Simon comments that the number of developers putting packages for a tech is a critical factor that JFrog take into account when considering a technology - this was the driving factor for the explosion of Ruby,  as well as Java back in the day - and now it’s the same for node.js.

 

 

As he points out, not all node.js and npm projects at present are quite up to enterprise level - indeed, some of them are very much in the beta phase in terms of quality. But, he reflects, this slow and steady approach by the community is a long-sighted one, with stabilisation of software happening as and when is deemed appropriate.

On JFrog’s side, Simon comments that, “as long as there is a need for customers to aggregate their APM inside their production system, they will need proxy layers and control layers- and this is exactly what we have in place. We are quite good at being directional. Once the team have an npm package, it’s easier for them to create a lot locally, rather than having a lot of dirty packages pushed out because you have nowhere to put them.”

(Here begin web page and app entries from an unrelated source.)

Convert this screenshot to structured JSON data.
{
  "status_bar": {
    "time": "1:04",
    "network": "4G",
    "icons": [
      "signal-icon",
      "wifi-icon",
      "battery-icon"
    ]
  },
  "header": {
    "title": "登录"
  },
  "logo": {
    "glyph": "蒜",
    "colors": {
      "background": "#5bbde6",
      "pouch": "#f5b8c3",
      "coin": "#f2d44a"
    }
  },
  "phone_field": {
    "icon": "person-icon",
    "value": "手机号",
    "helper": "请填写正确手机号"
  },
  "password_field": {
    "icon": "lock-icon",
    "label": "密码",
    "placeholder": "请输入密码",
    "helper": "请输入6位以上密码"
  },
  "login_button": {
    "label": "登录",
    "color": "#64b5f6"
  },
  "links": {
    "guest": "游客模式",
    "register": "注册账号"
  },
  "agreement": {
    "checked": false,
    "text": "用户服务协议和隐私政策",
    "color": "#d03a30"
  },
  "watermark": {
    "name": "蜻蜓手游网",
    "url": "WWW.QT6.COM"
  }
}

As with any new tech, it took some time before Node (create August 2012) was stable enough to be globalised. It was at the behest of the community that JFrog decided to assist node.js developers in aggregating and distributing the npm packages they use. Simon explains that the issue at hand was that once the Node and npm projects started to be used heavily on the datacentre, to have a reliable repository became a critical issue for big data centre deployment. Seen by many as  the de-facto enterprise repository manager, JFrog’s Artifactory seemed the perfect fit for the task at hand.

Providing the support was relatively simple for JFrog, and a far easier task than they’d faced when working with Ruby. Fred told JAXenter that, having already worked with JSON, “it was kind of natural for us. The main thing was that the actual specification of the npm protocol and client was almost non-existent, so we had to do some reverse engineering, and for the code, there’s quite a complicated history.”

To date, there’s been very warm reception to Artifactory’s npm support, and Simon says that the sheer breadth of use cases for Node and node.js technology means that the release has been a “saviour” for many their customers.

Next in the offing from JFrog is support for Python, although Simon is also keen to tackle bidirectional integration with BinTray - JFrog’s ‘social’ platform for storage and distribution of software libraries -  for Artifactory customers.